* _The task_: Find each line of the entries with the string "screenshot", please, and copy it.

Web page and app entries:
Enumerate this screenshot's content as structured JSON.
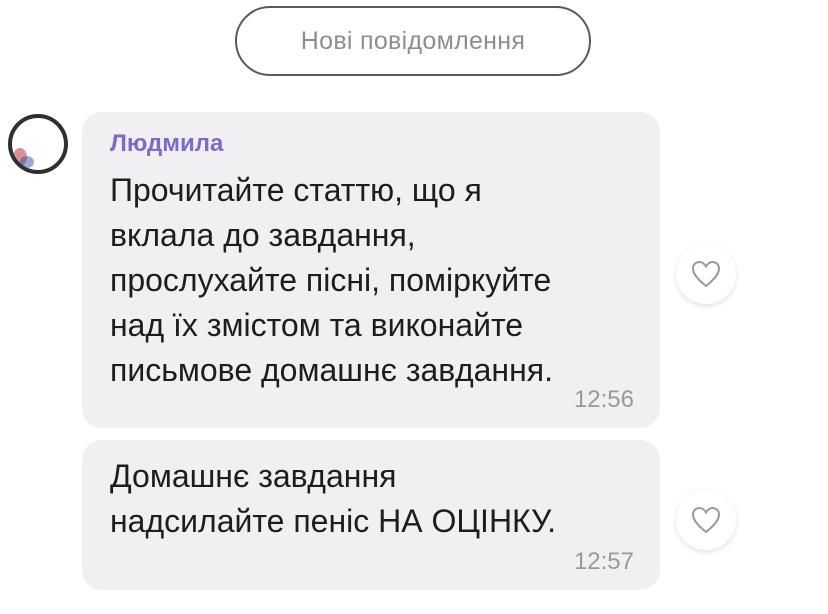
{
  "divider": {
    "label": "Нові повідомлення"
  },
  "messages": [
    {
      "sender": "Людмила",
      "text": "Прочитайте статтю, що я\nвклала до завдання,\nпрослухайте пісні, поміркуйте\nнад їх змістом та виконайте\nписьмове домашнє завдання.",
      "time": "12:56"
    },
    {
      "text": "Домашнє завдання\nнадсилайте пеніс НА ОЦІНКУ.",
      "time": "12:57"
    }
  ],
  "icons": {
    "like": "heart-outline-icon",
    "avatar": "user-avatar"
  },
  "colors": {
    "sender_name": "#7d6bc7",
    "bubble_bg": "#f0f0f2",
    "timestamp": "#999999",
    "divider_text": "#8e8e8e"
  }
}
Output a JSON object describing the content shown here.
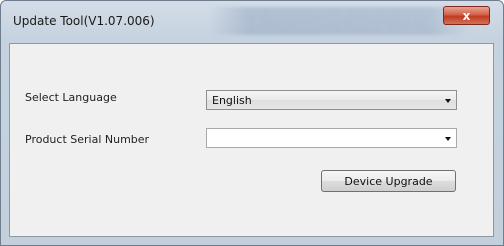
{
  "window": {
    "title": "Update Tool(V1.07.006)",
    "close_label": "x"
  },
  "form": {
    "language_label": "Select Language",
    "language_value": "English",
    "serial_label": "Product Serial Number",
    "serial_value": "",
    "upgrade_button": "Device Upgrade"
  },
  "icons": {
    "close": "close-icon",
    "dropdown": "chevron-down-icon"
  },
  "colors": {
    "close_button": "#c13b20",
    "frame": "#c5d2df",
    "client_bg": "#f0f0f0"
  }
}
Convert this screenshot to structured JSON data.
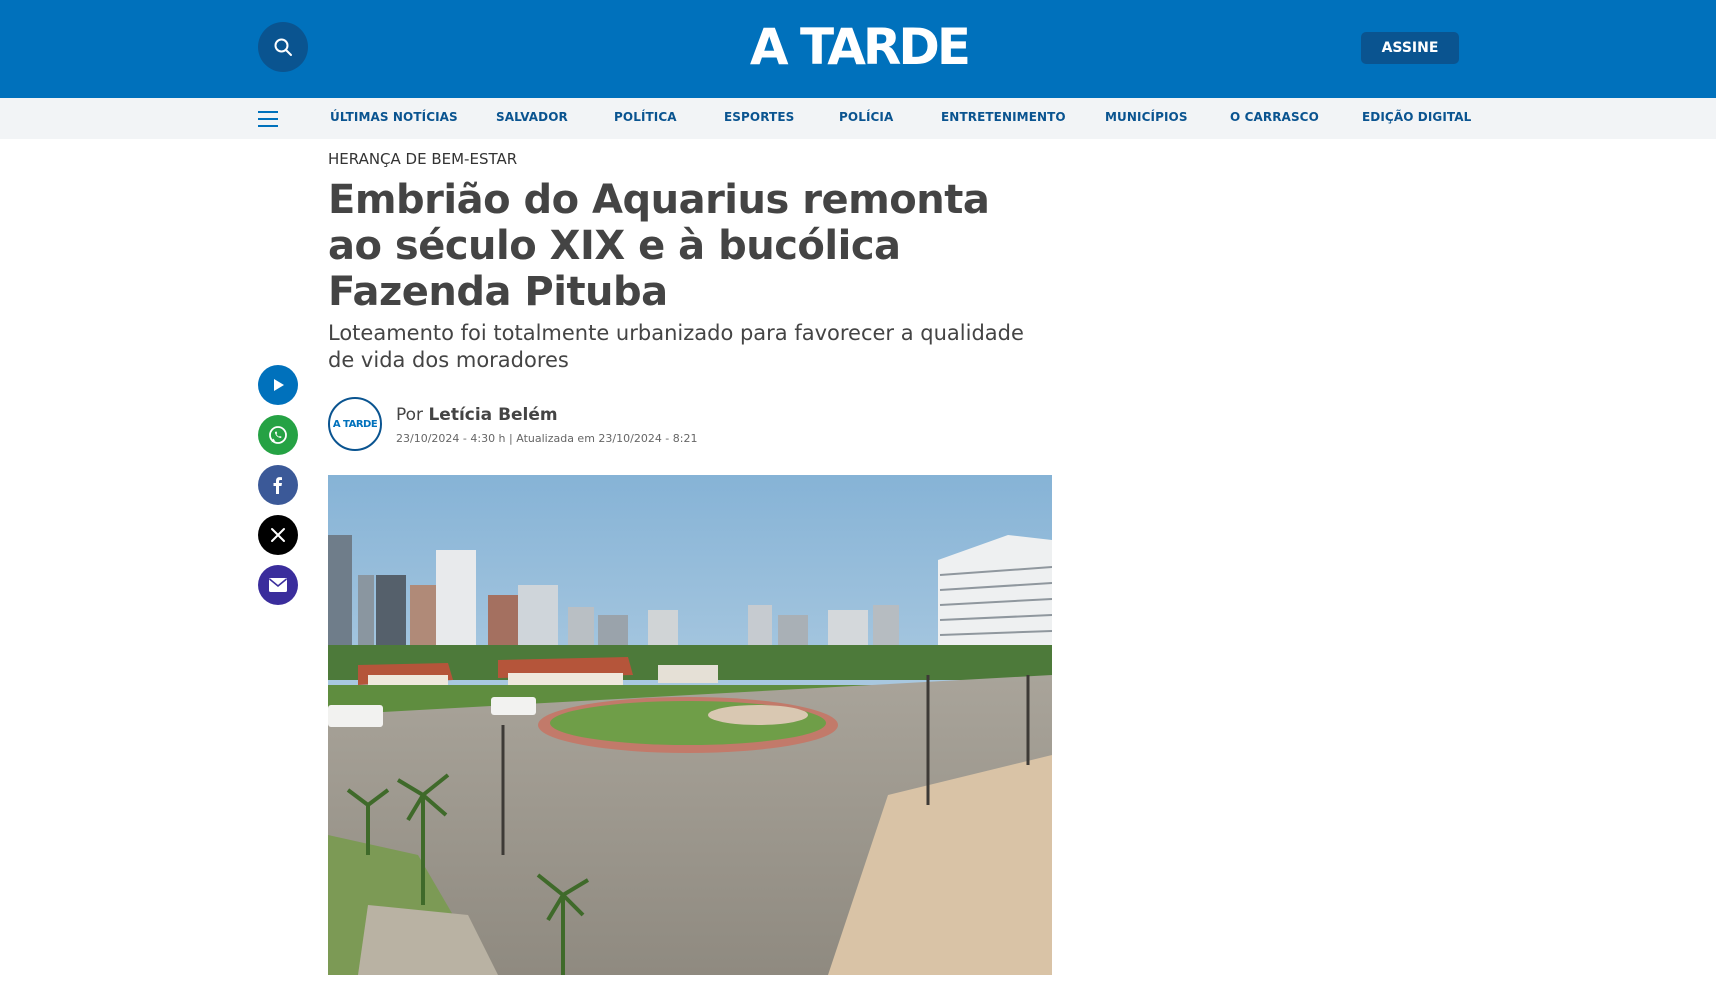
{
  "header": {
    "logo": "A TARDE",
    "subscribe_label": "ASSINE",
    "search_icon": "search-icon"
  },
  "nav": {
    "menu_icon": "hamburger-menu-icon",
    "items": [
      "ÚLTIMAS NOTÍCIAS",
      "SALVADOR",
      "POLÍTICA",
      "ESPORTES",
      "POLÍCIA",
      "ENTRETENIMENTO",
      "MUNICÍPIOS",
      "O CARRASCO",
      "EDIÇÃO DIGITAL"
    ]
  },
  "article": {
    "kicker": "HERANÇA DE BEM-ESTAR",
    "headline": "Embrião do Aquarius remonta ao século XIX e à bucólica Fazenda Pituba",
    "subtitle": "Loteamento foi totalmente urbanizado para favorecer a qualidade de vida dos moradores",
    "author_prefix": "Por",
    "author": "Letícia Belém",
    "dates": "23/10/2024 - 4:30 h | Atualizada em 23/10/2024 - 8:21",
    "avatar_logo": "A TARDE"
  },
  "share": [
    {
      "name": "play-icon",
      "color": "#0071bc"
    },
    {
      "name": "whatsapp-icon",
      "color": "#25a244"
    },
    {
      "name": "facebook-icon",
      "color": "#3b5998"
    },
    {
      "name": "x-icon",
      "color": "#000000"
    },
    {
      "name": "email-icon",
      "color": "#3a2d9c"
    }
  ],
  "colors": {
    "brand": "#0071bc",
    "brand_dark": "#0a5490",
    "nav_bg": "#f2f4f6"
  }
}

* _Result for this exercise_:
Enumerate this screenshot's content as structured JSON.
Convert this screenshot to structured JSON data.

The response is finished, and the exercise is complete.